WHAT THE TASK ASKS:
Those lines of the data that hold the word "detailed" are to be copied out.

ENTRIES SHOWN:
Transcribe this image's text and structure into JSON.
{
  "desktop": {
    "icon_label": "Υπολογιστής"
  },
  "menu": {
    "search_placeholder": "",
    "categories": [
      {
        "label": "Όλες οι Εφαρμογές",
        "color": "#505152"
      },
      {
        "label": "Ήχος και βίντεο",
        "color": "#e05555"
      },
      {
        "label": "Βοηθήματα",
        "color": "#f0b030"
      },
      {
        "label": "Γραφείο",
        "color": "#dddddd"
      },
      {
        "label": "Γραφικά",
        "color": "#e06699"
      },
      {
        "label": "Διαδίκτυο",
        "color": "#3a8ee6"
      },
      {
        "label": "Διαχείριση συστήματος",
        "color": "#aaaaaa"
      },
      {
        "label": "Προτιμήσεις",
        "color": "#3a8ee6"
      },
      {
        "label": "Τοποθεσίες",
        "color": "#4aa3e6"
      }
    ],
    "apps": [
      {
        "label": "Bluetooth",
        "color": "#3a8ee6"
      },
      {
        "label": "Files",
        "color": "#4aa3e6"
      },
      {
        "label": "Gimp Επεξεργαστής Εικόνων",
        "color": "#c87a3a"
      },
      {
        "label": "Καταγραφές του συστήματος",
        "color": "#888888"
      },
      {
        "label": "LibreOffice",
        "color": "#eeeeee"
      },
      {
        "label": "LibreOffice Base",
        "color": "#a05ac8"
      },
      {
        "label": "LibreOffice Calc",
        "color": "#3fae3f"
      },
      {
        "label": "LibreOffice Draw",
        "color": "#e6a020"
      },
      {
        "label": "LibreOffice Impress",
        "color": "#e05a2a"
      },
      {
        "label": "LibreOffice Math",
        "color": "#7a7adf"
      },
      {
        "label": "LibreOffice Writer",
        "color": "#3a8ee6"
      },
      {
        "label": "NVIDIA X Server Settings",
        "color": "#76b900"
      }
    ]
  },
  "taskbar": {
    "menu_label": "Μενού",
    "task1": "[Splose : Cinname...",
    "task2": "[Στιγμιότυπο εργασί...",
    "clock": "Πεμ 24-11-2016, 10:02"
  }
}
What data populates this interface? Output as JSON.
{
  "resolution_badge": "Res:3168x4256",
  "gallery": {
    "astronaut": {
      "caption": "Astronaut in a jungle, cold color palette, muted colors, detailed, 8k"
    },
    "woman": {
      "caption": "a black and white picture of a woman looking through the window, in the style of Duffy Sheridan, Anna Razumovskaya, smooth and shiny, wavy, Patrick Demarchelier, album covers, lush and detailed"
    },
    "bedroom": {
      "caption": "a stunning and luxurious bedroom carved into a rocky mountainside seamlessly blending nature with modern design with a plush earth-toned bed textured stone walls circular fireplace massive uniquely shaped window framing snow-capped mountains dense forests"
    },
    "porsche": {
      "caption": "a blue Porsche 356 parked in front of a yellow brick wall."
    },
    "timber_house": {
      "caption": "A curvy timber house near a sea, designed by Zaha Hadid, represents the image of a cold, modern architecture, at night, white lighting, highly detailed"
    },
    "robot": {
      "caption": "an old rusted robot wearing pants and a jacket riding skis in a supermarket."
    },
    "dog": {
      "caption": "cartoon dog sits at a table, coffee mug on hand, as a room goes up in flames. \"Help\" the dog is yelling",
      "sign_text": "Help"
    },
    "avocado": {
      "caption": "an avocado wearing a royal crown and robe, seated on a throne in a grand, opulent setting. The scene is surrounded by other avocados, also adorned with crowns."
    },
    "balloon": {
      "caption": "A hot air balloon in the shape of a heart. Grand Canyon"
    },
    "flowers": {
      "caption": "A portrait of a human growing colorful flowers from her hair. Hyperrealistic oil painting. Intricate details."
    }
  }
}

SOLUTION:
      "caption": "Astronaut in a jungle, cold color palette, muted colors, detailed, 8k"
      "caption": "a black and white picture of a woman looking through the window, in the style of Duffy Sheridan, Anna Razumovskaya, smooth and shiny, wavy, Patrick Demarchelier, album covers, lush and detailed"
      "caption": "A curvy timber house near a sea, designed by Zaha Hadid, represents the image of a cold, modern architecture, at night, white lighting, highly detailed"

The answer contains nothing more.